As I conclude, I must say that Chinedu Aroh did a very good job on this book, but I must point a few flaws. One important ingredient in any novel of this nature, especially with fictional reality, is that it should be believable. All the accounts have to add up. In a few areas of the book, there are gaping holes in the narrative. An example is in Chapter 3 where the author accounted for Iche’s return to Nigeria to meet an empty home after 15 years in Canada. The account said when his father died a year before his return, nobody informed him; he only guessed that the man was dead when his letters stopped coming to Canada. For a man who so influenced his life and his education, that was most improbable. The question a reader would ask is: what happened to mobile phones that have become commonplace? And if Chinedu Aroh had set his mind on those colonial days without mobile phones, like for Things Fall Apart, he probably forgot because he wrote on page 22 that Iche returned to Nigeria through the Akanu Ibiam International Airport. Was Akanu Ibiam an international airport in the colonial days?
There are a few others, but they do not seriously hurt the quality of this book which is of a good plot and structurally compact. Indeed, after reading this book, I promised to nickname Chinedu Aroh the Chinua Achebe of Ezimo. Not just because they share the same CA initials, but because of a similarity in their writing. I changed my mind because in spite of the parallels one can draw from both authors, our own CA is actually carving a niche for himself, and I dare say it is a niche that we will all be proud of at the end.

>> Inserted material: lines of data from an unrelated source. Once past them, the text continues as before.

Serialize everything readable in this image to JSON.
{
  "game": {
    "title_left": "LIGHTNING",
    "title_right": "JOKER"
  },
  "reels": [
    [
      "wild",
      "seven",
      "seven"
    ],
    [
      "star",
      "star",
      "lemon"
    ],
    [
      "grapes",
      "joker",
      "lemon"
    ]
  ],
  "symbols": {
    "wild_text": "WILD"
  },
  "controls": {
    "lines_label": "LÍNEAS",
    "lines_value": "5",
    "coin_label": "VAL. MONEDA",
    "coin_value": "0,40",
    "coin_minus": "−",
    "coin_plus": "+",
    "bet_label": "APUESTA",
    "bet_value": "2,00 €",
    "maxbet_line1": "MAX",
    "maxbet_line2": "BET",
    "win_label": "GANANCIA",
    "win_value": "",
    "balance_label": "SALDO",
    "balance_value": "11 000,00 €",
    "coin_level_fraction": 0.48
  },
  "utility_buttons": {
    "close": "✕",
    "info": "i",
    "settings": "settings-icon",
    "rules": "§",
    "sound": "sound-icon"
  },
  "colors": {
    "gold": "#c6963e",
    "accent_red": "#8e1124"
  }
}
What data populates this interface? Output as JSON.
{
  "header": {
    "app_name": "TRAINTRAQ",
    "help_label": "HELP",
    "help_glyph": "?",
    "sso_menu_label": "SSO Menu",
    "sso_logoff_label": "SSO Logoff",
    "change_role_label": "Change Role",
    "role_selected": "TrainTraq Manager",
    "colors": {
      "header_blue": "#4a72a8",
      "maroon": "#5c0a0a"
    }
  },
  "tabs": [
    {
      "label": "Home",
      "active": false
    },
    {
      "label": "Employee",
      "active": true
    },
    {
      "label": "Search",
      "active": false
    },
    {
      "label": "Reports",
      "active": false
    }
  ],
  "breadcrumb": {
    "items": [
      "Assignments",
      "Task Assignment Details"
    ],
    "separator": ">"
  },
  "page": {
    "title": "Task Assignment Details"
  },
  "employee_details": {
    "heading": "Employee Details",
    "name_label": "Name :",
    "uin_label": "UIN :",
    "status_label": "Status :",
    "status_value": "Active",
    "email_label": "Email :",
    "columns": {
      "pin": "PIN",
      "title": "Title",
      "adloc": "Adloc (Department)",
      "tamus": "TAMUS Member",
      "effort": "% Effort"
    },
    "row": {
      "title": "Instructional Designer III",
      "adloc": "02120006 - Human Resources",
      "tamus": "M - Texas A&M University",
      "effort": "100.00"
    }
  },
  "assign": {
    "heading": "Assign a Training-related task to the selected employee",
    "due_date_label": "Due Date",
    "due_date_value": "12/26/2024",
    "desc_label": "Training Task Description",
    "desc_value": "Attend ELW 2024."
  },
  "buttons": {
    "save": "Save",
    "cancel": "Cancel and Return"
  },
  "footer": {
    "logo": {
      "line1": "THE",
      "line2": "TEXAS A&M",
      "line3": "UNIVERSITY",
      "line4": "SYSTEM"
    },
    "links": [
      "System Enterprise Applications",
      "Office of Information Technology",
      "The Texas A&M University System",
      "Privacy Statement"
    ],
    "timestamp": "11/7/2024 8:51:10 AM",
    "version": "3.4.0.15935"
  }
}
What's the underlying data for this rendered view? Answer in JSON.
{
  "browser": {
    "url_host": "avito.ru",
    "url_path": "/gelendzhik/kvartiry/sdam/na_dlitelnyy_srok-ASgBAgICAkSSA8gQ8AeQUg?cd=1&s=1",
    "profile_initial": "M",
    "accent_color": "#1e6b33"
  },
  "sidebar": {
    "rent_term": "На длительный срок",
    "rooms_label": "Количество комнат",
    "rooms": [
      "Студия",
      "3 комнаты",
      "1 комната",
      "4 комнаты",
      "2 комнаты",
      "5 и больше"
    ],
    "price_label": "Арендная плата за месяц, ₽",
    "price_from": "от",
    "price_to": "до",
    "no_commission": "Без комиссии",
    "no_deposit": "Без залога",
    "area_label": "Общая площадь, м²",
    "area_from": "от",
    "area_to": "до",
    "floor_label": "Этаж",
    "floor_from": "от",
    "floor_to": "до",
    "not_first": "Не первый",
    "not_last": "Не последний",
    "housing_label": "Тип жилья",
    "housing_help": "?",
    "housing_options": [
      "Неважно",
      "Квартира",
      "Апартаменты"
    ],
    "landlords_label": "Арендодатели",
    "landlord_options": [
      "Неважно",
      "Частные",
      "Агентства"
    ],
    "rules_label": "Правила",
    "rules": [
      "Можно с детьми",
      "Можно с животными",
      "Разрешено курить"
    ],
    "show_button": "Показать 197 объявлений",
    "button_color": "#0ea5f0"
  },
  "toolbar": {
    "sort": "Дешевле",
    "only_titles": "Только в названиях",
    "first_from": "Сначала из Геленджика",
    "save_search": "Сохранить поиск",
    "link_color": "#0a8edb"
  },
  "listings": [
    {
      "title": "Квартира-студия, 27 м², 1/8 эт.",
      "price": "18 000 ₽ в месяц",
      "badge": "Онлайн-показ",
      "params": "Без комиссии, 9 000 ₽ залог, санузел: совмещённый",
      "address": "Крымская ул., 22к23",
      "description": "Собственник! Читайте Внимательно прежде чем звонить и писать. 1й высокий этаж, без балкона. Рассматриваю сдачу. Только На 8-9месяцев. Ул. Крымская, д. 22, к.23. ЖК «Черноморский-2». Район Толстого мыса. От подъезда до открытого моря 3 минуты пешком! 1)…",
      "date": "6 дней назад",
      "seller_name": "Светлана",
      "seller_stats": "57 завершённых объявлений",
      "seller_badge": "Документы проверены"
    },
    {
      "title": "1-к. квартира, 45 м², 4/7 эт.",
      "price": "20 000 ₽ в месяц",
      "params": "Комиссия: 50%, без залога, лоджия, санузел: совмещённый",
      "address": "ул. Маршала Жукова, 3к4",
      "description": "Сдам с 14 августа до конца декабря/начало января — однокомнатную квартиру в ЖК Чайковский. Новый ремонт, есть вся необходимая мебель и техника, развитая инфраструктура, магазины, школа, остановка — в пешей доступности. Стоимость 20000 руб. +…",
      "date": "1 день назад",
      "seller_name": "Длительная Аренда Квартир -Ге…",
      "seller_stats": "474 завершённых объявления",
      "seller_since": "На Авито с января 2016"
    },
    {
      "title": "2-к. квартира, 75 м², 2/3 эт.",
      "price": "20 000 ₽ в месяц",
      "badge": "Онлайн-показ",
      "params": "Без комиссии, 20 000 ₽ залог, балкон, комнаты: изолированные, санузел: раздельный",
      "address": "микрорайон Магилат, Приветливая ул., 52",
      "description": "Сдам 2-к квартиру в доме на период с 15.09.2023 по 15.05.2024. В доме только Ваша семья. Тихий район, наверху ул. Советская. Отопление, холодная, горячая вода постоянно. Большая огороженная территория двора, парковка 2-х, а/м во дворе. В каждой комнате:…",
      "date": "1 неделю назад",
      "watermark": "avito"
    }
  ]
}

With five books on the shelf already, including Sweet Mother which was mentioned in the Nigerian Prize for Literature Awards 2011, Chinedu Aroh is an author who is still unravelling. I will not hesitate therefore to commend him and recommend this book to the reading public, especially students of literature and critical thoughts.